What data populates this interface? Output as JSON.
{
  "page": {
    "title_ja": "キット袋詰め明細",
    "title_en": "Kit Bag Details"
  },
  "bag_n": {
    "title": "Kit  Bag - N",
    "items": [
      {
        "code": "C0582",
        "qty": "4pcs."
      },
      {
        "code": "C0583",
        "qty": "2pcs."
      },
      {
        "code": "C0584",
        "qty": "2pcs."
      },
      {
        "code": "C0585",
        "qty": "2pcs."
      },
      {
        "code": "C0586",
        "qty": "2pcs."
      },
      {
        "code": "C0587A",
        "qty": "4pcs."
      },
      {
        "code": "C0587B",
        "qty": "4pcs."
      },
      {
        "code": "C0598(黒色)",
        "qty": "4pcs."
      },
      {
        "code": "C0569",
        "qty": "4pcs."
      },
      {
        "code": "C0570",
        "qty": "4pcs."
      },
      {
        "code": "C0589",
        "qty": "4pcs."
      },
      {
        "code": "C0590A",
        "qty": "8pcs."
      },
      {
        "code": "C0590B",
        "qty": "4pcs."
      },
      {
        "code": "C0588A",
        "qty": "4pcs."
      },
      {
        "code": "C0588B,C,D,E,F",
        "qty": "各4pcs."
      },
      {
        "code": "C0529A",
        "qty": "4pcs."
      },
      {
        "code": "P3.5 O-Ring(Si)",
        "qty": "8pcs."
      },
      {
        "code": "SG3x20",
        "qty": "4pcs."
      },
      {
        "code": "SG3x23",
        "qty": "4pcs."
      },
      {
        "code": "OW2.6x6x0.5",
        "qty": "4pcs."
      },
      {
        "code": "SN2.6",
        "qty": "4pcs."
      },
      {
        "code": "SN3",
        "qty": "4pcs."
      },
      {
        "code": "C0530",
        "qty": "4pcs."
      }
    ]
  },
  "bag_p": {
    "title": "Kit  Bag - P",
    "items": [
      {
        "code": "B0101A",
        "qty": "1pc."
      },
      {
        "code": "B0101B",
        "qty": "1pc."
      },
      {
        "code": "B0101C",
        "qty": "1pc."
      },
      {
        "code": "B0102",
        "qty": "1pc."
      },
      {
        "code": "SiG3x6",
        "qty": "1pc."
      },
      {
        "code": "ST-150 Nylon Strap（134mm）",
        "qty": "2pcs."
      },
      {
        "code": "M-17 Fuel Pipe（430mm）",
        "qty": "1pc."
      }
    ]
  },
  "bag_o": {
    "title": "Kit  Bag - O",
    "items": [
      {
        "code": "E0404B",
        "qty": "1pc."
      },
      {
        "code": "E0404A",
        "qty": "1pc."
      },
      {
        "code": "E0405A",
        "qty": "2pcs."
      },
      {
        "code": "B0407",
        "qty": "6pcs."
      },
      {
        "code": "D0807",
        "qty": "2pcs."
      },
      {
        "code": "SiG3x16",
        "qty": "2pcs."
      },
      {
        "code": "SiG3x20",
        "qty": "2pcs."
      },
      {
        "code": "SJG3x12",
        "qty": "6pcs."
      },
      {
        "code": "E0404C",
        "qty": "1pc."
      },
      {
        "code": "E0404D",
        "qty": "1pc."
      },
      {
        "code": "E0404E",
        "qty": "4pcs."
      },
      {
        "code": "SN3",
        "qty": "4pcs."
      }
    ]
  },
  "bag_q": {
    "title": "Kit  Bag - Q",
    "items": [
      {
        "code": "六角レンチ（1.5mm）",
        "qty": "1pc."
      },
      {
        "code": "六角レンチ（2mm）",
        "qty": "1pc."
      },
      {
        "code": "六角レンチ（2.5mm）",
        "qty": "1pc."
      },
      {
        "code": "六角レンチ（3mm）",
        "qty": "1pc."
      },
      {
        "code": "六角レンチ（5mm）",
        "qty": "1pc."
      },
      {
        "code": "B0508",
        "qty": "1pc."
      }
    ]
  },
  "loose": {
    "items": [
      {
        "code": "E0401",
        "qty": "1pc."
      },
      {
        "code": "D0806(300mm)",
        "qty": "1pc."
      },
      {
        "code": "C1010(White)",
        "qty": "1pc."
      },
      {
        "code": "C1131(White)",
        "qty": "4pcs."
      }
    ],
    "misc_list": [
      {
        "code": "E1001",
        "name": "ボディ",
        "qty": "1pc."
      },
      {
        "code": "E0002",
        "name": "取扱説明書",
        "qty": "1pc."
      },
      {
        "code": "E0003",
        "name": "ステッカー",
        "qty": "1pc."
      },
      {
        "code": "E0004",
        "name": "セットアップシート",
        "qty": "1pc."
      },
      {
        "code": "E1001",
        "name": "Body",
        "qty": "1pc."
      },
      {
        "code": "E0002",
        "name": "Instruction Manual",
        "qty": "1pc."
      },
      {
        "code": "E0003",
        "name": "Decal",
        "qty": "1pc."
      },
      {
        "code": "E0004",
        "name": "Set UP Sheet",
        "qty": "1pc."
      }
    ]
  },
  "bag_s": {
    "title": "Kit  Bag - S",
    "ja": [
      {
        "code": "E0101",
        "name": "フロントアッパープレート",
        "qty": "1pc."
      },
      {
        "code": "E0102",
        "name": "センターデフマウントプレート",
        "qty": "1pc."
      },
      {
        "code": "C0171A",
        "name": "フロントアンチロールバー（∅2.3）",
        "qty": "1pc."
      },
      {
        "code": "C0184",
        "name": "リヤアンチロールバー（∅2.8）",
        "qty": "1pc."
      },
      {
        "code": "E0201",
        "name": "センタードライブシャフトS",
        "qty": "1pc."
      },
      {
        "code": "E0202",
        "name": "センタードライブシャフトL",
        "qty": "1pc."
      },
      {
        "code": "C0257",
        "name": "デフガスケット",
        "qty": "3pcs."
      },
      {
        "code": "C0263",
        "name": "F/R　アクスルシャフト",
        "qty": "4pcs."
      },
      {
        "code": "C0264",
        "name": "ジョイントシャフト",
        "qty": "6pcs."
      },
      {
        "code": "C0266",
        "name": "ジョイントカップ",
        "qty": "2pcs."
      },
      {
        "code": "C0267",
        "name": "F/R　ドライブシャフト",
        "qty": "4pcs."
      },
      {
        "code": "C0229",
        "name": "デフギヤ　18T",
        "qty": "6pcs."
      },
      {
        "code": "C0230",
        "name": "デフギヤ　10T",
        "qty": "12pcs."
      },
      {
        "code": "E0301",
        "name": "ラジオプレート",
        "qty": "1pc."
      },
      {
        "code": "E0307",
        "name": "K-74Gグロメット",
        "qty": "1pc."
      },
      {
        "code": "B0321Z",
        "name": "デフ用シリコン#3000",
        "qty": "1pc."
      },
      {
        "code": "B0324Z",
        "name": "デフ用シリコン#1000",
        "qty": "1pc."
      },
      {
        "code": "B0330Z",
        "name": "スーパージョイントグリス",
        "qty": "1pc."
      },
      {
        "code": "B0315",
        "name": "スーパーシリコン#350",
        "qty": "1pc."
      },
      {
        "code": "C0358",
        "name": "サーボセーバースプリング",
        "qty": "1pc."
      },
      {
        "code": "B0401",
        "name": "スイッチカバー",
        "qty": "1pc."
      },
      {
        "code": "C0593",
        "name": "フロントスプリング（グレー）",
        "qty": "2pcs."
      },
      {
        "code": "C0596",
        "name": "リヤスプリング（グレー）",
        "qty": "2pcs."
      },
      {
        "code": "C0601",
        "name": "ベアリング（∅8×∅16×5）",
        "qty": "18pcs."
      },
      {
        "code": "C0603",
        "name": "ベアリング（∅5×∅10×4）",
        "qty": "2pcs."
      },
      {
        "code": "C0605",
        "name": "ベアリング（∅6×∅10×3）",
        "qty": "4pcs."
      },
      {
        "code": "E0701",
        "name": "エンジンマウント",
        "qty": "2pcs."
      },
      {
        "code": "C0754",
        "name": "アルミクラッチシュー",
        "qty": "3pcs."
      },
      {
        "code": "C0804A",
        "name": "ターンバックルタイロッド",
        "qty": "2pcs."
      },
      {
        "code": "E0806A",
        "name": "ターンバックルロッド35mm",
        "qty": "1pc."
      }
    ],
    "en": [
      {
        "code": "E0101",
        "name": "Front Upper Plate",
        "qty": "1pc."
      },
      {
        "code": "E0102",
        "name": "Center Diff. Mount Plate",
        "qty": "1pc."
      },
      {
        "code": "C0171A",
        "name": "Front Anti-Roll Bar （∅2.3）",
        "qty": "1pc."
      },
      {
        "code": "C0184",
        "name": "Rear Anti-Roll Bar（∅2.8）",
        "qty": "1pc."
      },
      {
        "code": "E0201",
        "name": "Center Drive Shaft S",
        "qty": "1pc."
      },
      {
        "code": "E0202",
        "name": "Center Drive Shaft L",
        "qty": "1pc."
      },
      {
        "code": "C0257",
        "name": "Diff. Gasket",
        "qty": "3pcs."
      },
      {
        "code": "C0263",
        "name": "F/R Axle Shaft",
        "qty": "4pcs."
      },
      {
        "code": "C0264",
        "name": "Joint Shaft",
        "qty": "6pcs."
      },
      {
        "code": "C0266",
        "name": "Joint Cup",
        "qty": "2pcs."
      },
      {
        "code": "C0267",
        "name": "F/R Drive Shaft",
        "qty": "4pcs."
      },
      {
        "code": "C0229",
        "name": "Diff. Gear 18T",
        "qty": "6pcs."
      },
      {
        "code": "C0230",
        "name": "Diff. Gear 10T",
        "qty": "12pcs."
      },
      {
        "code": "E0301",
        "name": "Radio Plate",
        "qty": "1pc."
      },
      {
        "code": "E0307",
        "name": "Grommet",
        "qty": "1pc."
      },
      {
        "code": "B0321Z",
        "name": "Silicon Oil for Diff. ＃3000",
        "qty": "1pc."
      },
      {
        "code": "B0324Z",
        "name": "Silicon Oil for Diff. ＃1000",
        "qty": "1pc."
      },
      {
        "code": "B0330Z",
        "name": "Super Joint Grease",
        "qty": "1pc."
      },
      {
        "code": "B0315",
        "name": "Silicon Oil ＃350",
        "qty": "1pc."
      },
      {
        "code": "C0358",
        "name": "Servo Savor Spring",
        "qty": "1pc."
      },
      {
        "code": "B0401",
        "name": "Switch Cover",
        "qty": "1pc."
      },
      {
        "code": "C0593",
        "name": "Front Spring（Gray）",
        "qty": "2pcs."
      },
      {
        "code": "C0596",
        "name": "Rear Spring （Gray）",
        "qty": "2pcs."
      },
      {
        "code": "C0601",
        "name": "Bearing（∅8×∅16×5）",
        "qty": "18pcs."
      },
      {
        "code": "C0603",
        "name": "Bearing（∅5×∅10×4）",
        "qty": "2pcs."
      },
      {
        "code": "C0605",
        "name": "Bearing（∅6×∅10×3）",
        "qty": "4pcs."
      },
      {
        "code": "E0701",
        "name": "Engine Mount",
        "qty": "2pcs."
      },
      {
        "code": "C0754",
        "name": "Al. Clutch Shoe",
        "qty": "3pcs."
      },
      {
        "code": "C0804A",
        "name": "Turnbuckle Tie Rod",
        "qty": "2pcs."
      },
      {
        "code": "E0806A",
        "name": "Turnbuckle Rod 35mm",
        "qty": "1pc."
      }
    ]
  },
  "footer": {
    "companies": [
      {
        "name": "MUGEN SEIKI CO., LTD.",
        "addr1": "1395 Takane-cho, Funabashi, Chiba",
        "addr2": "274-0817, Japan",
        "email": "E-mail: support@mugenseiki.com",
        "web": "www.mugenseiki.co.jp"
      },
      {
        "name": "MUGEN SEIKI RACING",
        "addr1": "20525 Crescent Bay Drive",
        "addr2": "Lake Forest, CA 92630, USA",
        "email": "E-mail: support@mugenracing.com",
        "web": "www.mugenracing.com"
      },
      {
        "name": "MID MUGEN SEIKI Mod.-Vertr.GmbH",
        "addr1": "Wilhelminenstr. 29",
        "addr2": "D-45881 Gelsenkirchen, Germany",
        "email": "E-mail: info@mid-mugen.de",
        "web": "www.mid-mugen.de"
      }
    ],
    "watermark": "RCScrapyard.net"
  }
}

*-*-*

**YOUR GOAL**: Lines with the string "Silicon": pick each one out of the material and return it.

**SOLUTION TO THIS PROBLEM**:
        "name": "Silicon Oil for Diff. ＃3000",
        "name": "Silicon Oil for Diff. ＃1000",
        "name": "Silicon Oil ＃350",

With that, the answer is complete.